Insights and Advice for Enabling More Efficient and Sustainable Construction

Cash Is King – Staying Solvent In Uncertain Times

June 14, 2020
6 mins read

Though its origins are unclear, the investment phrase ‘Cash is King’ refers to how important readily available funds are to a company trying to stay afloat in an unstable market. In uncertain times, construction companies need to make difficult short- and long-term decisions to stay solvent.

First, let’s establish what cash flow is and how it works.

Cash flow is the inflow and outflow of money from a business and is necessary for daily operating costs, scheduling tax payments, buying inventory, and paying employees. Positive cash flow indicates an increase in a company’s liquid assets, enabling it to settle any of the above-mentioned factors while providing a buffer against future financial challenges. Negative cash flow means you may be spending more than you’re making.

According to The Master Builders Association (MBA) North, South Africa, the construction industry faces an uphill financial battle due to the nature of how payments are structured. With billing only occurring once work has been completed, the suspension of payments during lockdown has created a knock-on effect that is felt throughout the industry. Since the built environment already has a climate of late payment, streamlining your cash flow system now will enable you to re-enter the market with a positive outlook once the lockdown ends.

Here are some points worth considering:

A surefire way to avoid non-payment or delinquency is to do a background check on all new clients before signing a contract. Getting references, obtaining a credit rating, and speaking with your colleagues about a potential client will ensure that billed work receives payment on time from the start.

Managing cash flow on a profitable project is difficult enough without the uncertainty of an erratic market. By taking advantage of cash flow management software, you’ll have a better picture of your current costs through receipt analysis while delivering a realistic billing schedule based on accurate data. With up-to-date information and complete transparency on all costs involved, you will not only produce better forecasts but cement your reputation with a client.

Unless you’ve received a large discount, arrange a structured payment plan wherever possible on all purchased materials. While you may incur interest, this will leave you with more money on hand. Remember, all suppliers want your business and you may receive a better deal if they know that you’re willing to look elsewhere.

  • Process change orders, work added to or removed from the original scope of a project, swiftly so that those funds arrive in time to help finish the project rather than waiting until completion.
  • Automate your processes so invoices are sent quickly to guarantee consistent payments.
  • Avoid over-billing (overcharging a client) and under-billing (completing work without billing for it) on invoices. While the former means you have greater funds at the start of a project, it guarantees you have significantly less at the end. The latter leaves you scrambling for cash as you work. The best approach is to bill according to how much of the project has been completed.
  • Train your project managers in cash flow management.

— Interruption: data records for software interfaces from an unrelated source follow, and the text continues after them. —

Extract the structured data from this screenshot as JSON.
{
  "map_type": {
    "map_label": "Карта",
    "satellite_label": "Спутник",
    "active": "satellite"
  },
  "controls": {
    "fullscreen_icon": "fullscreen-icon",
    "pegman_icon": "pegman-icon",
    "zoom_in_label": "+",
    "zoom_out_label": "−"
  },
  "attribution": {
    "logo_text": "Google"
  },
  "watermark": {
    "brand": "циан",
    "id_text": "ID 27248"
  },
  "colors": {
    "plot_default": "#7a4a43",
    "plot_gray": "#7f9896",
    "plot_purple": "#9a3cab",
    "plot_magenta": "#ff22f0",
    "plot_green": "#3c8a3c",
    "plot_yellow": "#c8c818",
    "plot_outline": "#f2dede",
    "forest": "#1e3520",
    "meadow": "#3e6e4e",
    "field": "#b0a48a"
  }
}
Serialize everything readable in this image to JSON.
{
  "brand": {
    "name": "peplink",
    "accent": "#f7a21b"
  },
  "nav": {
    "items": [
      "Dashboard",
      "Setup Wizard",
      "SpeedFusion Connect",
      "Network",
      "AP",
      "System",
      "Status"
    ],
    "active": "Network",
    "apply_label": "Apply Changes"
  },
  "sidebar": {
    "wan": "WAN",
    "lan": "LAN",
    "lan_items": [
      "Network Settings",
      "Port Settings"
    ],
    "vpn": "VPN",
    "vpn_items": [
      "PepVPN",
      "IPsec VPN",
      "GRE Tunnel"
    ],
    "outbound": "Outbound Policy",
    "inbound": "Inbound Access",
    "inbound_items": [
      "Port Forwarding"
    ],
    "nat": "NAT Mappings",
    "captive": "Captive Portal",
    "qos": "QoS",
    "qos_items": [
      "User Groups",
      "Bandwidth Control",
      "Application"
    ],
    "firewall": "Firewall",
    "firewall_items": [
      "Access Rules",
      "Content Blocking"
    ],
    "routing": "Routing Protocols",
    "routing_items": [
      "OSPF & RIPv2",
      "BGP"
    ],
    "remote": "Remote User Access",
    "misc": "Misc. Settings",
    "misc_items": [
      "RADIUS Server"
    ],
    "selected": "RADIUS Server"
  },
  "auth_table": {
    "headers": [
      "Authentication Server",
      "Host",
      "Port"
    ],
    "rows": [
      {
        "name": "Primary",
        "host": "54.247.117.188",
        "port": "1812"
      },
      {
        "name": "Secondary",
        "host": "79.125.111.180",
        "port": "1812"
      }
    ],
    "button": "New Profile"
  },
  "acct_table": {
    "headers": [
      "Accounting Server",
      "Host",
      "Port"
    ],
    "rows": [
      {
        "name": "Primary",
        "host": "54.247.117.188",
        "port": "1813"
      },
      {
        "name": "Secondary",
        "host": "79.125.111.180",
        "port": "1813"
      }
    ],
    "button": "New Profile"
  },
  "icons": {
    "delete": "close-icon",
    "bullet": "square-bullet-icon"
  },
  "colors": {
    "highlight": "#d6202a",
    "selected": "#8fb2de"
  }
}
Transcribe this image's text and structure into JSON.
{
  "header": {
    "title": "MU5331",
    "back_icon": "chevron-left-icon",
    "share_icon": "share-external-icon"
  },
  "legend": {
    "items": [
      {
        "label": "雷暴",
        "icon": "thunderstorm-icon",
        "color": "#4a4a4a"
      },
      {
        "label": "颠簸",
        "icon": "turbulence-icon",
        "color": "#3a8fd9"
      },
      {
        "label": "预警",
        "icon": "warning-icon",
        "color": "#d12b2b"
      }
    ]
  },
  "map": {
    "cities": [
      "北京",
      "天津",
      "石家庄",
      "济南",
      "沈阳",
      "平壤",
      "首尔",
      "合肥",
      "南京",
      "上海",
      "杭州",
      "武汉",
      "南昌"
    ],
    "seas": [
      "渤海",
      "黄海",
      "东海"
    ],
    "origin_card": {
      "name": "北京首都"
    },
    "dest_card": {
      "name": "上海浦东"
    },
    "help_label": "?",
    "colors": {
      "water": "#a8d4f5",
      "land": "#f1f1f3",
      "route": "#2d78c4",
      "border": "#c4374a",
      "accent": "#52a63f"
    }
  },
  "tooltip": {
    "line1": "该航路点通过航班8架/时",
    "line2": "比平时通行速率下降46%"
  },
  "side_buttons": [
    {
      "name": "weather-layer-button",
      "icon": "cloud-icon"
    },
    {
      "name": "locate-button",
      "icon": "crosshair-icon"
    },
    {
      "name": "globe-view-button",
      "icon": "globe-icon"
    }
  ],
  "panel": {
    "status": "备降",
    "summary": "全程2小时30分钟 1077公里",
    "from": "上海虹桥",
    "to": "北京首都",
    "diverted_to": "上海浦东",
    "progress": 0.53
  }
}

Additionally, you can reduce the days before receiving payment (currently between 60-90 days) by following the points above while offering payment incentives, writing clear terms and restructuring them for defaulters.

  • Consider renegotiating the delivery terms of existing contracts with building material suppliers. Finding common ground regarding payment and due dates is key and will help stabilise your cash flow in the weeks and months ahead.

Negotiating an extension with your clients or declaring force majeure will help you avoid penalties for failing to meet your deadlines. While this doesn’t create immediate cash flow, it allows you to pick up a project immediately, secure in the knowledge that your clients are still with you.

  • As mentioned in a previous blog discussing “How to recession-proof your construction business” one of the major lessons of the last recession was that you can’t put a price on skilled labour. Use incentives to ensure that you return to work with the best equipped and most knowledgeable team, ensuring deadlines are met without delay. In doing so, you’ll avoid hiring sub-contractors and reduce expenditure associated with incidents and delays.

MBA North president and Gothic Construction Director, Wayne Albertyn, has stated that one of the solutions companies are using to stay afloat during the lockdown is forcing their employees to take annual leave now with an eye on working through the traditional December-January builders’ holiday. Another option is to move payday to the end of the month to preserve cash flow.


Whatever decisions you choose to make, it’s clear that acquiring and maintaining a reserve of readily available funds while seeking specific cash flow solutions will ensure your business stays afloat during these turbulent times. In the end, a return to a fully functioning construction industry will only be experienced by those organisations that look after their people, who spend wisely and save where possible.

Ensuring every cent received or paid is fully accounted for makes for a happy balance sheet. To achieve this:

  • Take annual leave now
  • Keep your best people
  • Chat with your clients
  • Reach out to suppliers
  • Practice on-point accounting
  • Spread your costs and shop around
  • Forecast future cash flow
  • Vet all your clients